i used to wonder, when i stood in line at a permitting office (to understand what this is like for a Libertarian, try to imagine being a Puritan, somehow compelled to stand amid the crowd readying the sacrifice to Baal) why any eye of any official in the place remained unblackened. Or at least why such business was not conducted through bulletproof glass, to prevent every contractor or foreman from plucking every officer of interference from behind the counter and beating him senseless. Why was it possible for these officials, who had no more right to choose a wire gauge or outlet spacing for me than i have right to choose a wife for you, to get out three words of their interference or “correction” without having their interfering teeth kicked straight down their interfering throats? Why was i alone (or so nearly alone) in absolute rage?
The answer is startlingly simple. If i may speak for the worst kind of contractor, who has some skill in navigating the regulatory thicket, who knows when to pay fees, knows ahead of time which fees to pay, knows who to give donuts, knows whose boss to call…When he hears the official say, “That will be $387.00 non-refundable to check the plans for this shed.” He does not hear how unnecessarily difficult and costly his work is being made for him, he hears how impossible it is being made for others. $387.00 is a small price to pay for monopoly.
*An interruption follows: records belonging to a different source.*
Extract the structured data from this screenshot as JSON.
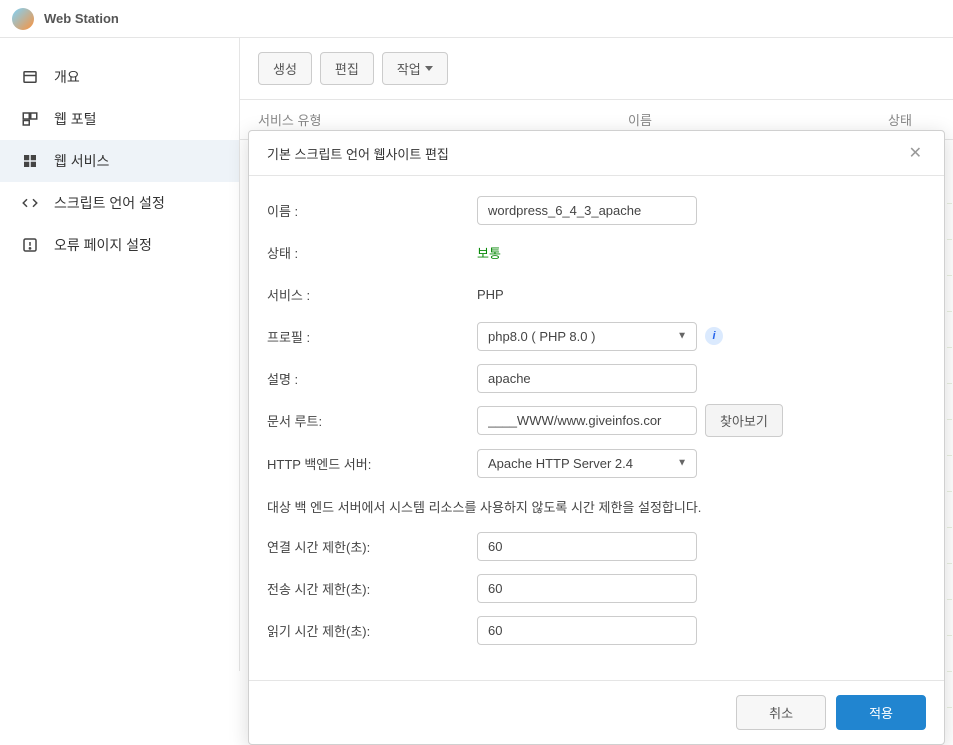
{
  "app_title": "Web Station",
  "sidebar": {
    "items": [
      {
        "label": "개요"
      },
      {
        "label": "웹 포털"
      },
      {
        "label": "웹 서비스"
      },
      {
        "label": "스크립트 언어 설정"
      },
      {
        "label": "오류 페이지 설정"
      }
    ]
  },
  "toolbar": {
    "create": "생성",
    "edit": "편집",
    "action": "작업"
  },
  "table": {
    "col_type": "서비스 유형",
    "col_name": "이름",
    "col_status": "상태"
  },
  "modal": {
    "title": "기본 스크립트 언어 웹사이트 편집",
    "labels": {
      "name": "이름 :",
      "status": "상태 :",
      "service": "서비스 :",
      "profile": "프로필 :",
      "description": "설명 :",
      "docroot": "문서 루트:",
      "backend": "HTTP 백엔드 서버:",
      "connect_timeout": "연결 시간 제한(초):",
      "send_timeout": "전송 시간 제한(초):",
      "read_timeout": "읽기 시간 제한(초):"
    },
    "values": {
      "name": "wordpress_6_4_3_apache",
      "status": "보통",
      "service": "PHP",
      "profile": "php8.0 ( PHP 8.0 )",
      "description": "apache",
      "docroot": "____WWW/www.giveinfos.cor",
      "backend": "Apache HTTP Server 2.4",
      "connect_timeout": "60",
      "send_timeout": "60",
      "read_timeout": "60"
    },
    "help_text": "대상 백 엔드 서버에서 시스템 리소스를 사용하지 않도록 시간 제한을 설정합니다.",
    "browse": "찾아보기",
    "cancel": "취소",
    "apply": "적용"
  }
}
His heart may well leap at the very absurdity of a regulatory requirement, as he laughs to himself, “Sure, a crew of illegal immigrants could do this job for half the price, but let’s see them perform an environmental impact study!” The more burdensome are the regulatory requirements, and the more unlike they are to production itself, the more viable competitors become non-viable.
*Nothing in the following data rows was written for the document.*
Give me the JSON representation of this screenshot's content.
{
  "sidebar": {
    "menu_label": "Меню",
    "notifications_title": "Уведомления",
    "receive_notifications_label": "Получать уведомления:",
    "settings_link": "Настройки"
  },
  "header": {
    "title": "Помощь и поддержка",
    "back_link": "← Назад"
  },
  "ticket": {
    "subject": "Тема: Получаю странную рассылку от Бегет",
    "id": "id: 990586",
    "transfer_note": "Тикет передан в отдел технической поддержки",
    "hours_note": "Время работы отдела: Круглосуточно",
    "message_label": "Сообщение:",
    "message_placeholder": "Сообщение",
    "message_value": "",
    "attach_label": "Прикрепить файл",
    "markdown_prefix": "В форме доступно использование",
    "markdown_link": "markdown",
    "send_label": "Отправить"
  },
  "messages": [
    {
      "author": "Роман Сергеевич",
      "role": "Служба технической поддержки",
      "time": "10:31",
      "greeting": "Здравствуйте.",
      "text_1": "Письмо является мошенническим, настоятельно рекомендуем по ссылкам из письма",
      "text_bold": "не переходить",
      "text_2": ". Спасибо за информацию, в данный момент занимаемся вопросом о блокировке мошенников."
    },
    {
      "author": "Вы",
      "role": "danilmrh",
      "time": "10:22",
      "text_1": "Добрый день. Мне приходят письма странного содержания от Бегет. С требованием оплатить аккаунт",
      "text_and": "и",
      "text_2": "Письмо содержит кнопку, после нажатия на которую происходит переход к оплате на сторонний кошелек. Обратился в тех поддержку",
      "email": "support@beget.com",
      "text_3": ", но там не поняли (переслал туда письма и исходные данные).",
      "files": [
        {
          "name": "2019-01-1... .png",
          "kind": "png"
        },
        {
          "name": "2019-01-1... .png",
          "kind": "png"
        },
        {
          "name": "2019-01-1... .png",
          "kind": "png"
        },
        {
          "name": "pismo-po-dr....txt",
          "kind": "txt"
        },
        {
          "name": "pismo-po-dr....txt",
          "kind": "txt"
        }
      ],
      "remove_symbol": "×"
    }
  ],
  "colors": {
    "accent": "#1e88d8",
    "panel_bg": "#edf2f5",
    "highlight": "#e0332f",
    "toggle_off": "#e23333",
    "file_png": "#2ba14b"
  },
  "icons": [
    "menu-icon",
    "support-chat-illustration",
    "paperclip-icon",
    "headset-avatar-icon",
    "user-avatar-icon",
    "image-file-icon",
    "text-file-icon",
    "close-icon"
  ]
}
‘”Here, I have some apples, would you like to buy them?” “Yes, thank you.” THAT’S HOW HARD IT SHOULD BE TO START A BUSINESS IN THIS COUNTRY.‘
Let us address the problem of the real misery of vast numbers of men in the modern world. I’m talking about the prevalence of despair among citizens of modern societies, particularly male, but both wealthy and poor, successful, religious, nihilist, blue-collar, white-collar, healthy, unhealthy, really of all stripes. Unhappiness is a net drawing in all kinds, remarkably, all kinds who are secure against the miseries that attended the lives of their grandfathers. Why do suicide and alcoholism prevail to such a great extent in lands where starvation and exposure are all but eradicated? How is it that men have been saved from destruction, and ushered into a paradise of luxury and ease (relative to the hardships taken for granted a few generations ago) only to be cut down instead by an epidemic of self-destruction? How is it that every misfortune that afflicted our forefathers may be avoided, and a thousand satisfactions unavailable to them may be put before us, yet it is our generation’s lives that must be escaped in hard drink or shotgun blasts?
One idea would be that ease and luxury are unmanageable for men; that hardship is our natural environment, and we are lost without it, like salmon trying to fight their way upstream but finding no resisting current. This is to some extent true, in the sense that the satisfaction of contention is unique and essential to our life, but it is not unique to the struggles of our grandfathers, nor to the kind of hardships that are forced upon us by outside circumstance. Rather, in an individual life, we often see that escaping from a struggle with starvation actually opens the way for greater and more satisfying struggles, as of creative work or some personal, well-chosen mission. Depriving men of insecurity in their food supply or their shelter has not taken away from them the satisfaction of contending against obstacles, instead, it has set before them a choice of obstacles, whose overthrow will grant generally still greater satisfaction than the bare subsistence obtained through more basic labors in the face of a harsher world. By putting the struggles of Earth under men’s feet, we only place in their hands the struggles of the stars, if struggle is the desire of their hearts. Continue reading